Life in a simple ‘ Humpies’ home of bush timber, white-washed flour bags and earth floors, had little to offer the young Thomas, until a local ex marine, Joe Westcott, introduced him to Aesop’s Fables, spurring a lifelong quest for knowledge. Under the guidance of William Dobell, Gleghorn embraced painting at the age of 24 and began exhibiting in Sydney from 1954. Today, Thomas Gleghorn is one Australia’s leading artists. A figurative and abstract painter, drawer, and printmaker, Gleghorn won over 30 major awards between 1957 and 1973 and held around 34 solo exhibitions from 1959 to 1992. Thomas worked mainly as a painter, with brief forays into the world of linocut, an artform which he taught himself. Under the Helena Rubenstein Scholarship, Gleghorn visited the Curwen Press, printing a series of 10 lithographs in 1963 at the Birgot Skiold Print Studio in London, and was included in the Tokyo Print Biennale in 1960.
Gleghorn worked as artist designer for Grace Bros, then for Farmers, Sydney, director of Blaxland Galleries, Sydney, taught at the National Art School, Sydney in 1960, was Head of Canberra Art School, Lecturer in Art, the senior lecturer at Bedford Park Teachers College, Adelaide.
For almost 50 years, Gleghorn has consistently won a multitude of art prizes; his works are represented across Australia, from regional and state galleries, to National Gallery of Australia. Corporate collections include IBM, ICI, State Bank, Perth, Sydney, London and Hong Kong.

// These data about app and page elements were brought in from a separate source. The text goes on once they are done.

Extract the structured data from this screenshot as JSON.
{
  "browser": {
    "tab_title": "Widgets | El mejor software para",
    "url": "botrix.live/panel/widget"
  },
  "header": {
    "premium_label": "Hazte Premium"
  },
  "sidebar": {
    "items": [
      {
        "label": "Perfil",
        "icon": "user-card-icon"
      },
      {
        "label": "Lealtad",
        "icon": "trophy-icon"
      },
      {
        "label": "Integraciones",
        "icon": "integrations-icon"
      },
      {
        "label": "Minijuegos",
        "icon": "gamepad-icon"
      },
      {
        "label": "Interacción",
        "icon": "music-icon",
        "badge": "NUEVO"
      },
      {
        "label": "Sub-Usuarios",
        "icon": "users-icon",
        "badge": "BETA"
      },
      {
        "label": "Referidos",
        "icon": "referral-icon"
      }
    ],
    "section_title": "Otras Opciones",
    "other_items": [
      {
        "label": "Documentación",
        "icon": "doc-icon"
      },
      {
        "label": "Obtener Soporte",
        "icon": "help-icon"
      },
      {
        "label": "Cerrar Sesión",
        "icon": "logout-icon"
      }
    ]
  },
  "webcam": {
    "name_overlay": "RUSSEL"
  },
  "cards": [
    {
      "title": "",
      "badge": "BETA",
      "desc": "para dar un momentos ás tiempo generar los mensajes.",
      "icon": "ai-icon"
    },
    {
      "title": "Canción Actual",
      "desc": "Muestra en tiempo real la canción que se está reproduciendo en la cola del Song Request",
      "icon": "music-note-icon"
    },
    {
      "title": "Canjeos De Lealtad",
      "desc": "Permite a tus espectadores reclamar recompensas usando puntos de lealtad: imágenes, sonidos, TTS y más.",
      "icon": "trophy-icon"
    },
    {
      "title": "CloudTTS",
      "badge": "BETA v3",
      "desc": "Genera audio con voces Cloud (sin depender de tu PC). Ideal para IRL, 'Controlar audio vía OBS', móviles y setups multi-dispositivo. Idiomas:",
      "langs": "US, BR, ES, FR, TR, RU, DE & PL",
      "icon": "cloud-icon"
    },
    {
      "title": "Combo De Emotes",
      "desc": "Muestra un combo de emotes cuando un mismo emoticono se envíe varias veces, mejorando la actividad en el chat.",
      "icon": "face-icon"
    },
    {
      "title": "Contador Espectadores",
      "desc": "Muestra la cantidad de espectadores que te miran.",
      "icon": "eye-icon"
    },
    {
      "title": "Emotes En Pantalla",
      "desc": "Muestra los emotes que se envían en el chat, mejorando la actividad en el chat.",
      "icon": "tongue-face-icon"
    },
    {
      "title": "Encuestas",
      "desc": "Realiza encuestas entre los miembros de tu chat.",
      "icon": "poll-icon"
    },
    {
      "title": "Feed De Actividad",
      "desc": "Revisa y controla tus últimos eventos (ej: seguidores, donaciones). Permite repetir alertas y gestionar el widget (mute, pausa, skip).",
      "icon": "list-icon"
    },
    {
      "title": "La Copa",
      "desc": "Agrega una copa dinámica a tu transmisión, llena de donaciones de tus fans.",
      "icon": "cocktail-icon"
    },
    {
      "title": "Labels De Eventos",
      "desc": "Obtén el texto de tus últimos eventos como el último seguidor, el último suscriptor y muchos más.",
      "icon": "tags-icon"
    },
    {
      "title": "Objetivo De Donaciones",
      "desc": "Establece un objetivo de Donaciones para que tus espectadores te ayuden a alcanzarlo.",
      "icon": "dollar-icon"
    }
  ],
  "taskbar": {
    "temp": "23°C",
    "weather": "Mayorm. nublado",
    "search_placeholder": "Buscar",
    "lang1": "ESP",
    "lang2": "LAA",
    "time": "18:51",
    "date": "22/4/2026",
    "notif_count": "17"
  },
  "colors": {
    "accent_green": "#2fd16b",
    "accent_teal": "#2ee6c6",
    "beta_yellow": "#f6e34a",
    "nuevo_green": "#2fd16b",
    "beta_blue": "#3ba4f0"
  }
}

Gleghorn was honoured with the Medal of the Order of Australia (OAM) for service to the arts as a painter and teacher. Thomas Gleghorn’s enduring love of art is matched by his love of good food and wine.